The Sadness of the Church

Anyone who has read the IICSA report on Ampleforth and Downside (which you can obtain here, or the Pennsylvania Grand Jury report into sexual abuse in six Catholic dioceses in the State of Pennsylvania (which you can obtain here, will have been left feeling sad and probably angry as well. It is appalling that children and young people should have been treated so abominably while the depraved behaviour of some clerics is mind-numbing. No one ‘gets over’ such abuse, no matter how admirably they cope, or seem to cope, in later life. Official apologies or promises to learn lessons sound increasingly hollow, the clerical equivalent of corporate-speak.

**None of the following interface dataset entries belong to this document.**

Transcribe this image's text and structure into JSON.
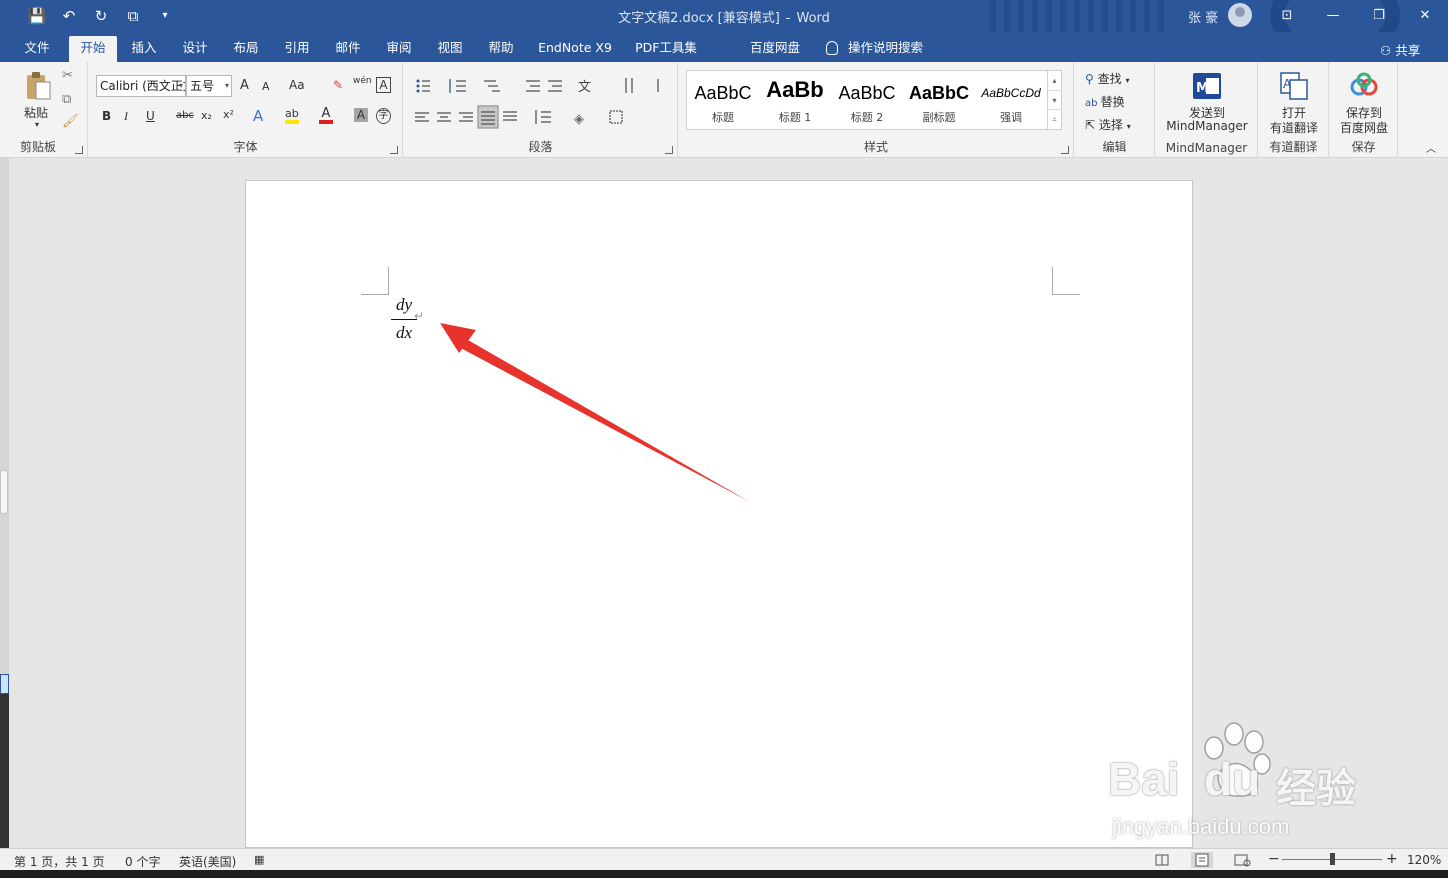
{
  "titlebar": {
    "doc_name": "文字文稿2.docx [兼容模式]",
    "separator": "-",
    "app_name": "Word",
    "user": "张 豪",
    "qat": {
      "save": "💾",
      "undo": "↶",
      "redo": "↻",
      "touch": "⧉",
      "customize": "▾"
    },
    "window_buttons": {
      "ribbon_options": "⊡",
      "minimize": "—",
      "restore": "❐",
      "close": "✕"
    }
  },
  "tabs": [
    {
      "label": "文件"
    },
    {
      "label": "开始",
      "active": true
    },
    {
      "label": "插入"
    },
    {
      "label": "设计"
    },
    {
      "label": "布局"
    },
    {
      "label": "引用"
    },
    {
      "label": "邮件"
    },
    {
      "label": "审阅"
    },
    {
      "label": "视图"
    },
    {
      "label": "帮助"
    },
    {
      "label": "EndNote X9"
    },
    {
      "label": "PDF工具集"
    },
    {
      "label": "百度网盘"
    }
  ],
  "tell_me": "操作说明搜索",
  "share": "共享",
  "ribbon": {
    "clipboard": {
      "label": "剪贴板",
      "paste": "粘贴"
    },
    "font": {
      "label": "字体",
      "font_name": "Calibri (西文正文)",
      "font_size": "五号",
      "grow": "A",
      "shrink": "A",
      "case": "Aa",
      "clear": "✎",
      "phonetic": "wén",
      "border_char": "A",
      "bold": "B",
      "italic": "I",
      "underline": "U",
      "strike": "abc",
      "sub": "x₂",
      "sup": "x²",
      "effects": "A",
      "highlight": "ab",
      "color": "A",
      "shade": "A",
      "enclose": "字"
    },
    "paragraph": {
      "label": "段落"
    },
    "styles": {
      "label": "样式",
      "items": [
        {
          "sample": "AaBbC",
          "name": "标题"
        },
        {
          "sample": "AaBb",
          "name": "标题 1"
        },
        {
          "sample": "AaBbC",
          "name": "标题 2"
        },
        {
          "sample": "AaBbC",
          "name": "副标题"
        },
        {
          "sample": "AaBbCcDd",
          "name": "强调"
        }
      ]
    },
    "editing": {
      "label": "编辑",
      "find": "查找",
      "replace": "替换",
      "select": "选择"
    },
    "mindmanager": {
      "label": "MindManager",
      "button": "发送到",
      "button2": "MindManager"
    },
    "youdao": {
      "label": "有道翻译",
      "button": "打开",
      "button2": "有道翻译"
    },
    "baidu": {
      "label": "保存",
      "button": "保存到",
      "button2": "百度网盘"
    }
  },
  "document": {
    "equation": {
      "numerator": "dy",
      "denominator": "dx"
    },
    "paragraph_mark": "↵"
  },
  "watermark": {
    "logo": "Bai",
    "logo2": "du",
    "cn": "经验",
    "url": "jingyan.baidu.com"
  },
  "status": {
    "page": "第 1 页，共 1 页",
    "words": "0 个字",
    "language": "英语(美国)",
    "zoom_minus": "−",
    "zoom_plus": "+",
    "zoom": "120%",
    "zoom_level": 0.5
  }
}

I think we can say the whole Church is sad because of the failure of many bishops and priests to realise how the laity and good, decent clergy and religious feel about the incessant revelations of corrupt and depraved behaviour among their pastors. It is not ‘just’ that young people have been abused; not ‘just’ that there have been cover-ups; not ‘just’ the hypocrisy of promising celibate chastity then living a dissolute life; it is the enormity of the sin and, time and time again, the arrogant indifference of the response that has hurt and led to yet more suffering, especially among the poor. A few years ago I wrote about nuns in the Boston diocese who literally lost the roof over their heads because the diocese needed to pay out large sums in compensation. There was inevitably a knock-on effect on schools and hospitals for the poor. I daresay we may see more of the same in the future, with the most vulnerable suffering the most. But, and it is an important but, it is not my purpose to add to the chorus of lamentation and anger, although I must acknowledge the dreadful wrong done. We need to address the question of what to do now. What do those of us who are ordinary Catholics — priests, religious, lay — do in the light of these scandals?

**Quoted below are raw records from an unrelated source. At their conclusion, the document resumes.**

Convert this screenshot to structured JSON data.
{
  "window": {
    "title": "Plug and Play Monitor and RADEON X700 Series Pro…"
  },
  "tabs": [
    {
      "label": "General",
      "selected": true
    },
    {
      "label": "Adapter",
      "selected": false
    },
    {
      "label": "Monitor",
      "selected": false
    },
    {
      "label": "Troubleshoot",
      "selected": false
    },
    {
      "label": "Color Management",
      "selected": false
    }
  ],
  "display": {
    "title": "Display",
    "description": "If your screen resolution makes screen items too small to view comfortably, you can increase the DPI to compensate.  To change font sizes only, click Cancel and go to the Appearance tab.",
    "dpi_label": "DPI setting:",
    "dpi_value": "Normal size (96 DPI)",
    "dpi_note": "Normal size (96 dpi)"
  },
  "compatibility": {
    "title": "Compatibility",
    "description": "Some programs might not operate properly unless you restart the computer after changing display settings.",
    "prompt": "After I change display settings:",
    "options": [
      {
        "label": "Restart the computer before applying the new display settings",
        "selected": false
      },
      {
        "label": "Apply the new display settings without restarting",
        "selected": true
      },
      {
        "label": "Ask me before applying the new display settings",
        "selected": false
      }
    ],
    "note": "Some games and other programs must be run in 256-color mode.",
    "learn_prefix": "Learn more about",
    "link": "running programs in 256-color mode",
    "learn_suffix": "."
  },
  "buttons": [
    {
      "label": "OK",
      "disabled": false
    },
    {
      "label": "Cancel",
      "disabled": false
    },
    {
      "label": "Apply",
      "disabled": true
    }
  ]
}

Calls for collective repentance and conversion of heart only go so far and are sometimes a substitute for facing up to the reality of the situation. Of course we must pray, and pray hard, but we must also act. Our bishops cannot deny that the Church is in crisis, at a turning-point. It is no good dredging up statistics to prove that abuse is much more common in society as a whole than in the Church. We know that, but we expect better of those who are Christians. It is no good arguing, as I have heard many argue when attending Safeguarding training days, that the ‘whole abuse thing’ is an attack on the Catholic Church. It isn’t, unless one acknowledges that it is an attack from within. We must be honest and admit that there is a huge problem, one we must tackle at the individual level if we are to succeed in overcoming it at the ecclesial level. So, no excuses for any of us, no attempts to play down the wickedness of what has happened in the past or to walk a double-path in the future; but, having said that, I do think there are grounds for hope.

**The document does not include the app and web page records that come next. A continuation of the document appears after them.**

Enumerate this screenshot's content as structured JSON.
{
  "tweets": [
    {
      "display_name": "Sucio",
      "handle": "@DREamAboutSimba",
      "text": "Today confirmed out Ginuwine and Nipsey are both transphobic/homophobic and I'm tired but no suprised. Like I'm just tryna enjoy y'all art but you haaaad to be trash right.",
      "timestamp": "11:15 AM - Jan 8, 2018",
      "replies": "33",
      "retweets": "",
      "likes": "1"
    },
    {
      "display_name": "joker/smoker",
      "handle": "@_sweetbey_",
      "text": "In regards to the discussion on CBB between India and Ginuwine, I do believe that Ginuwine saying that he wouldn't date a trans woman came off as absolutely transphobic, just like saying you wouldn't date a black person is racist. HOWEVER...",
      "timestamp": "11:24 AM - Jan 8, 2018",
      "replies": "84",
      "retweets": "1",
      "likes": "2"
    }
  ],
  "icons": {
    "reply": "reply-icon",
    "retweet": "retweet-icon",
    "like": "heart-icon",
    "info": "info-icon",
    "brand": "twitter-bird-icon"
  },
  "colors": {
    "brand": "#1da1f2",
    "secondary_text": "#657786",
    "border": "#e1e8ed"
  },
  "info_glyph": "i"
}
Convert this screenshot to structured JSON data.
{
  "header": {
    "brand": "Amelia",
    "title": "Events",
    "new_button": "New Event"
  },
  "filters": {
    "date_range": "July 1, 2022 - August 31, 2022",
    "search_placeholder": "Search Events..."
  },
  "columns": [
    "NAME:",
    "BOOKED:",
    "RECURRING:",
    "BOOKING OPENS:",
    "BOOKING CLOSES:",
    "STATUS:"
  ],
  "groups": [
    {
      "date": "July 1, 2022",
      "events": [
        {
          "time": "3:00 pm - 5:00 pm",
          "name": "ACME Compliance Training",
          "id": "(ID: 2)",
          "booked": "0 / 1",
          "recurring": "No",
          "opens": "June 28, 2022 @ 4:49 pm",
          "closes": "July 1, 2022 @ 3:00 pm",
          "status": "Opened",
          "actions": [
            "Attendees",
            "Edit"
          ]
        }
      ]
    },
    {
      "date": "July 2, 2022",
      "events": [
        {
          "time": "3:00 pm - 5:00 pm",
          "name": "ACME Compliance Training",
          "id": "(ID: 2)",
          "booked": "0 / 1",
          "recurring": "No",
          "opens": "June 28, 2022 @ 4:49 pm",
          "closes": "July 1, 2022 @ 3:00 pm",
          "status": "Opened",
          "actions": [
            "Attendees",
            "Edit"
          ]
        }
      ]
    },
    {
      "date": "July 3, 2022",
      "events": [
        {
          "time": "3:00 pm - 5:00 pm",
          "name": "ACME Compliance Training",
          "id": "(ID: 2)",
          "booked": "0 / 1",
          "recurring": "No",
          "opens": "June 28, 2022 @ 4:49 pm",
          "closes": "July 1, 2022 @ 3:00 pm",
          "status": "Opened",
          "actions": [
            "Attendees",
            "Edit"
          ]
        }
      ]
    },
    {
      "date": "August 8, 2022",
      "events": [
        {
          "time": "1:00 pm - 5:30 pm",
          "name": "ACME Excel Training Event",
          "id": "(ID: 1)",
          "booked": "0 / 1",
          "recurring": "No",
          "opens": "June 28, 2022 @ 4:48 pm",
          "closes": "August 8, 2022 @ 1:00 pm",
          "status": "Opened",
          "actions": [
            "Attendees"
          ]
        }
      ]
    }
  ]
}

I think of the priests I know who have been insulted and even attacked because many of the public — including Catholics — are incapable of distinguishing between the innocent and the guilty. Their fidelity in the face of scorn and derision gives me hope. I think of religious who have braved disbelief and opprobrium because they would not collude with evil. They give me hope. I think, too, of the attempts of many American Catholics to ensure that the laity are properly included in any commissions of enquiry, despite Cardinal Wuerl’s apparent inability to recognize that they are as much a part of the Church as the bishops. Their concern for the Church, their willingness to go on despite the negative response they receive, also gives me hope. The sheer decency of so many Catholics who quietly persevere in trying to live good, generous lives gives me hope. Some have called for changes in Church discipline or teaching to allow clerical marriage more generally or admit women to the priesthood. They make me suspect another agenda at work. It may sound simplistic or old-fashioned to some, but if we have promised celibate chastity, that’s it — no infringements, no ‘accommodations’; and where there have been lapses, no cover-ups or attempts to minimize the harm done.

This Sunday many a homily will be preached on the Bread of Life. I daresay some would prefer to hear from the pulpit some straight talking about abuse and the Church’s response, but I think the gospel homilies have an important point to make. We are not members of the Church because of the pope, the bishops or the clergy. We are members of the Church because we have been called by our Lord Jesus Christ. It is in him that we place our trust. Teilhard de Chardin once described the Church as being like a mist surrounding a lamp, both concealing and revealing the light. To get to the light (Christ) we have to go through the Church. At the moment the way may seem very dark, but it is the Light that draws us and the Bread of Life that sustains us as we go. May we never forget that.